OxyContin and oxycodone are often subjects of confusion due to their similarities, yet they possess crucial distinctions that can impact an individual’s health. In this blog post, we aim to shed light on the differences and similarities between OxyContin and oxycodone, empowering individuals to make informed decisions about their health and well-being.

I. Understanding Opioids: OxyContin and Oxycodone:

Opioid Medications: OxyContin and oxycodone are both potent opioid medications used to manage pain.

Shared Active Ingredient: Both drugs share the active ingredient oxycodone, which interacts with opioid receptors in the brain to alleviate pain.

II. OxyContin: Extended-Release Formulation:

Extended-Release Mechanism: OxyContin is formulated as an extended-release tablet, designed to provide gradual pain relief over a longer duration.

Time-Release Coating: OxyContin features a time-release coating that allows the drug to be released gradually into the bloodstream, offering around-the-clock pain management.

Higher Risk of Abuse: OxyContin’s extended-release mechanism makes it attractive to individuals seeking a more intense and sustained opioid high, potentially leading to misuse and addiction.

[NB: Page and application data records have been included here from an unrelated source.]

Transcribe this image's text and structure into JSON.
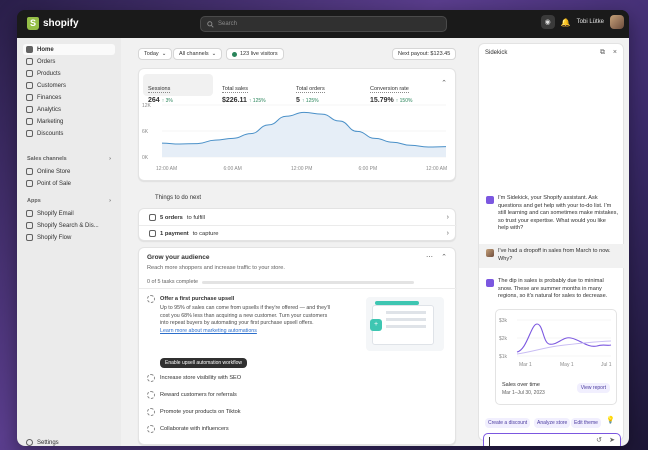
{
  "brand": {
    "name": "shopify"
  },
  "topbar": {
    "search_placeholder": "Search",
    "store_name": "Tobi Lütke"
  },
  "sidebar": {
    "items": [
      {
        "label": "Home",
        "icon": "home-icon",
        "active": true
      },
      {
        "label": "Orders",
        "icon": "orders-icon"
      },
      {
        "label": "Products",
        "icon": "products-icon"
      },
      {
        "label": "Customers",
        "icon": "customers-icon"
      },
      {
        "label": "Finances",
        "icon": "finances-icon"
      },
      {
        "label": "Analytics",
        "icon": "analytics-icon"
      },
      {
        "label": "Marketing",
        "icon": "marketing-icon"
      },
      {
        "label": "Discounts",
        "icon": "discounts-icon"
      }
    ],
    "channels_heading": "Sales channels",
    "channels": [
      {
        "label": "Online Store",
        "icon": "store-icon"
      },
      {
        "label": "Point of Sale",
        "icon": "pos-icon"
      }
    ],
    "apps_heading": "Apps",
    "apps": [
      {
        "label": "Shopify Email",
        "icon": "email-icon"
      },
      {
        "label": "Shopify Search & Dis...",
        "icon": "search-discovery-icon"
      },
      {
        "label": "Shopify Flow",
        "icon": "flow-icon"
      }
    ],
    "settings": "Settings"
  },
  "filters": {
    "date": "Today",
    "channels": "All channels",
    "live": "123 live visitors",
    "payout": "Next payout: $123.45"
  },
  "metrics": [
    {
      "label": "Sessions",
      "value": "264",
      "delta": "↑ 3%"
    },
    {
      "label": "Total sales",
      "value": "$226.11",
      "delta": "↑ 125%"
    },
    {
      "label": "Total orders",
      "value": "5",
      "delta": "↑ 125%"
    },
    {
      "label": "Conversion rate",
      "value": "15.79%",
      "delta": "↑ 150%"
    }
  ],
  "chart_data": {
    "type": "area",
    "x": [
      "12:00 AM",
      "6:00 AM",
      "12:00 PM",
      "6:00 PM",
      "12:00 AM"
    ],
    "y_ticks": [
      "12K",
      "6K",
      "0K"
    ],
    "ylim": [
      0,
      12000
    ],
    "series": [
      {
        "values": [
          3200,
          3000,
          3100,
          3900,
          4300,
          5400,
          7400,
          9400,
          10300,
          9900,
          8300,
          5900,
          4300,
          3400,
          2700,
          2300,
          2400
        ]
      }
    ]
  },
  "todo": {
    "heading": "Things to do next",
    "items": [
      {
        "count": "5 orders",
        "text": "to fulfill"
      },
      {
        "count": "1 payment",
        "text": "to capture"
      }
    ]
  },
  "grow": {
    "title": "Grow your audience",
    "subtitle": "Reach more shoppers and increase traffic to your store.",
    "progress_text": "0 of 5 tasks complete",
    "progress": 0,
    "first_task": {
      "title": "Offer a first purchase upsell",
      "body": [
        "Up to 95% of sales can come from upsells if they're offered — and they'll",
        "cost you 68% less than acquiring a new customer. Turn your customers",
        "into repeat buyers by automating your first purchase upsell offers."
      ],
      "link": "Learn more about marketing automations",
      "button": "Enable upsell automation workflow"
    },
    "tasks": [
      "Increase store visibility with SEO",
      "Reward customers for referrals",
      "Promote your products on Tiktok",
      "Collaborate with influencers"
    ]
  },
  "sidekick": {
    "title": "Sidekick",
    "intro": [
      "I'm Sidekick, your Shopify assistant. Ask",
      "questions and get help with your to-do list. I'm",
      "still learning and can sometimes make mistakes,",
      "so trust your expertise. What would you like",
      "help with?"
    ],
    "user_msg": [
      "I've had a dropoff in sales from March to now.",
      "Why?"
    ],
    "reply": [
      "The dip in sales is probably due to minimal",
      "snow. These are summer months in many",
      "regions, so it's natural for sales to decrease."
    ],
    "mini_chart": {
      "type": "line",
      "y_ticks": [
        "$3k",
        "$2k",
        "$1k"
      ],
      "x_ticks": [
        "Mar 1",
        "May 1",
        "Jul 1"
      ],
      "caption": "Sales over time",
      "range": "Mar 1–Jul 30, 2023",
      "button": "View report"
    },
    "chips": [
      "Create a discount",
      "Analyze store",
      "Edit theme"
    ]
  },
  "colors": {
    "accent": "#7b57e0",
    "positive": "#29845a",
    "chart_line": "#4a90c8"
  }
}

III. Oxycodone: Immediate-Release and Combination Formulations:

Immediate-Release Oxycodone: Immediate-release oxycodone is used for short-term pain management, delivering quick relief.

Combination Medications: Oxycodone is also available in combination with other pain relievers like acetaminophen (Percocet) or aspirin (Percodan).

IV. Key Differences Between OxyContin and Oxycodone:


  • OxyContin: Extended-release formulation for continuous pain relief.
  • Oxycodone: Immediate-release formulation for quick pain relief.

Dosage Frequency:

  • OxyContin: Typically taken every 12 hours.
  • Oxycodone: May be taken every 4 to 6 hours as needed for pain.

Misuse Potential:

  • OxyContin: Higher risk of misuse due to its extended-release nature, which can be altered for rapid release.
  • Oxycodone: Lower risk of misuse, as immediate-release forms are less likely to be tampered with for intensified effects.

V. Medical Uses and Indications:

  • OxyContin: Prescribed for severe pain management over an extended period, often for chronic conditions.
  • Oxycodone: Used for moderate to severe pain relief, usually for shorter durations after surgeries or injuries.

VI. Risks and Side Effects:

  • Common Side Effects: Both medications can cause side effects like constipation, nausea, drowsiness, and respiratory depression.
  • Long-Term Use: Prolonged use of opioids like OxyContin or oxycodone can lead to tolerance, physical dependence, and potentially addiction.

VII. Misuse and Addiction:

  • OxyContin Misuse: OxyContin’s extended-release nature can be exploited for rapid effects, leading to misuse, addiction, and overdose.
  • Oxycodone Misuse: Immediate-release forms have a lower potential for misuse, but misuse and addiction are still concerns with any opioid.

VIII. Making Informed Choices:

Consultation with Healthcare Providers: Before taking any opioid medication, individuals should consult their healthcare providers to discuss the appropriate type, dosage, and duration of treatment.

Managing Pain: Non-opioid pain management options should be explored whenever possible to minimize the risks associated with opioid use.

Transparency and education about opioid medications:

Understanding the differences and similarities between OxyContin and oxycodone is essential for making informed decisions about pain management and overall health. As a leading rehab, recovery, and detox center, we advocate for transparency and education about opioid medications, aiming to prevent misuse, addiction, and the potential for devastating consequences.

It is crucial to engage in open conversations with healthcare providers to determine the most suitable pain management approach based on individual needs, medical history, and the nature of the pain. By prioritizing safe and informed choices, individuals can navigate the complex landscape of pain management while minimizing the risks associated with opioid use.

Talk to Someone Who’s Been There. Talk to Someone Who Can Help. Scottsdale Recovery Center holds the highest accreditation (Joint Commission) and is Arizona’s premier rehab facility since 2009. Call 602-346-9142.